▸ What needs to be done
Across the listing that follows, work out how many lines carry the string "image". Provide that number and nothing else.

▸ Provided information

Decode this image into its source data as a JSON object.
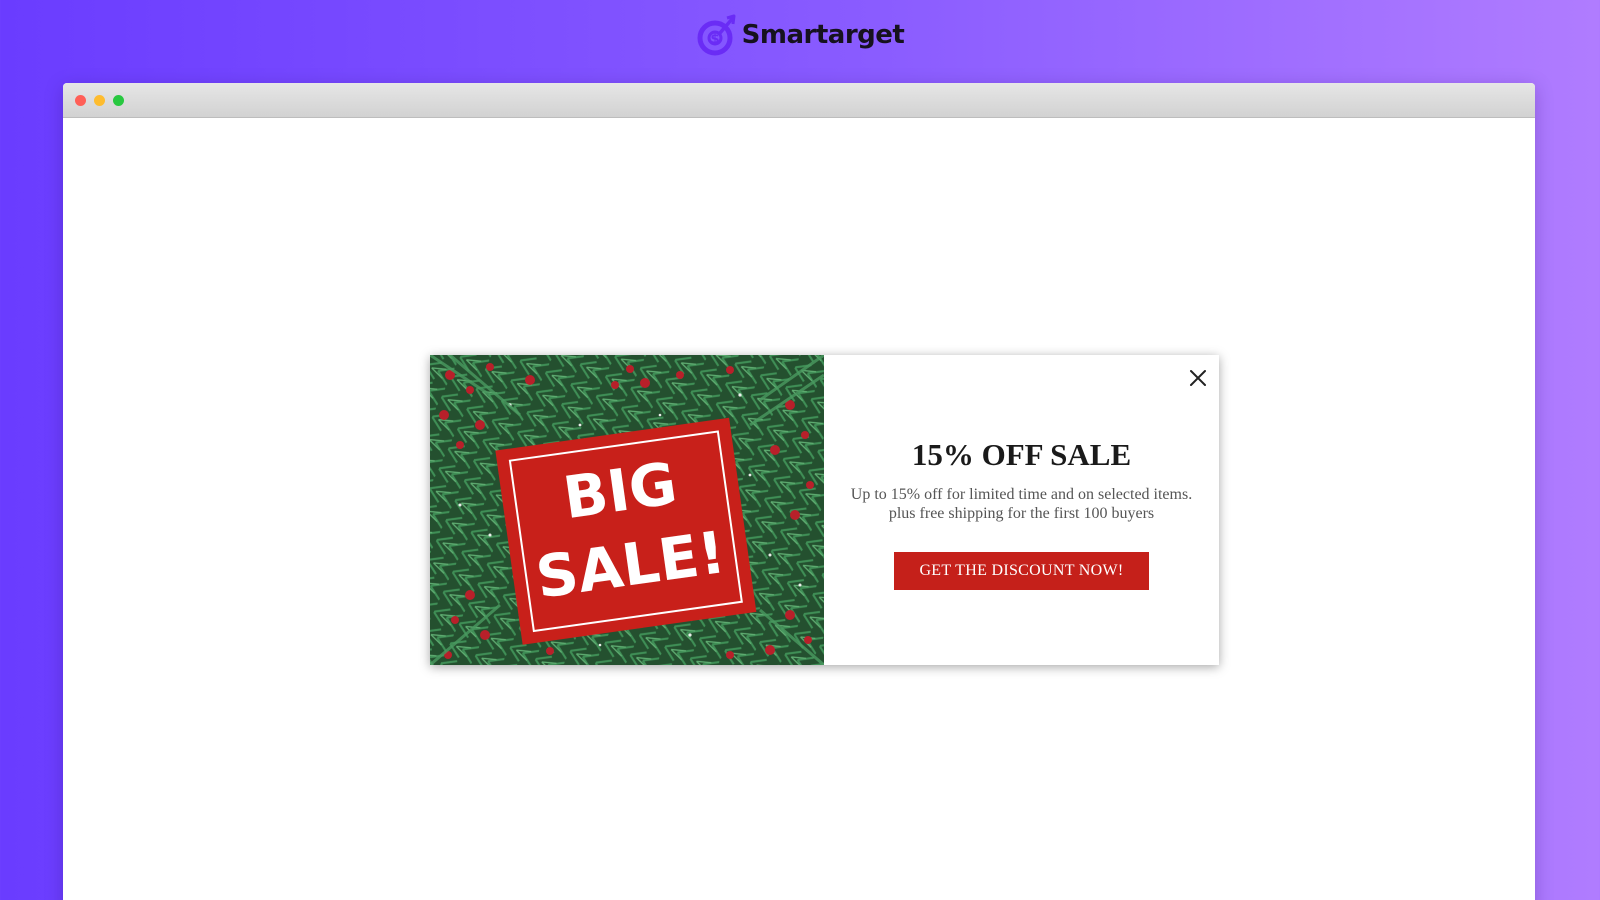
{
  "brand": {
    "name": "Smartarget",
    "icon": "target-logo-icon",
    "accent": "#6a2cf5"
  },
  "browser": {
    "controls": [
      "close-dot",
      "minimize-dot",
      "maximize-dot"
    ],
    "colors": [
      "#ff5f57",
      "#febc2e",
      "#28c840"
    ]
  },
  "popup": {
    "image": {
      "line1": "BIG",
      "line2": "SALE!",
      "background": "pine-branches-with-red-berries",
      "sign_color": "#c8201a"
    },
    "close_icon": "close-icon",
    "heading": "15% OFF SALE",
    "description_line1": "Up to 15% off for limited time and on selected items.",
    "description_line2": "plus free shipping for the first 100 buyers",
    "cta_label": "GET THE DISCOUNT NOW!",
    "cta_color": "#c5201a"
  }
}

▸ Solution
2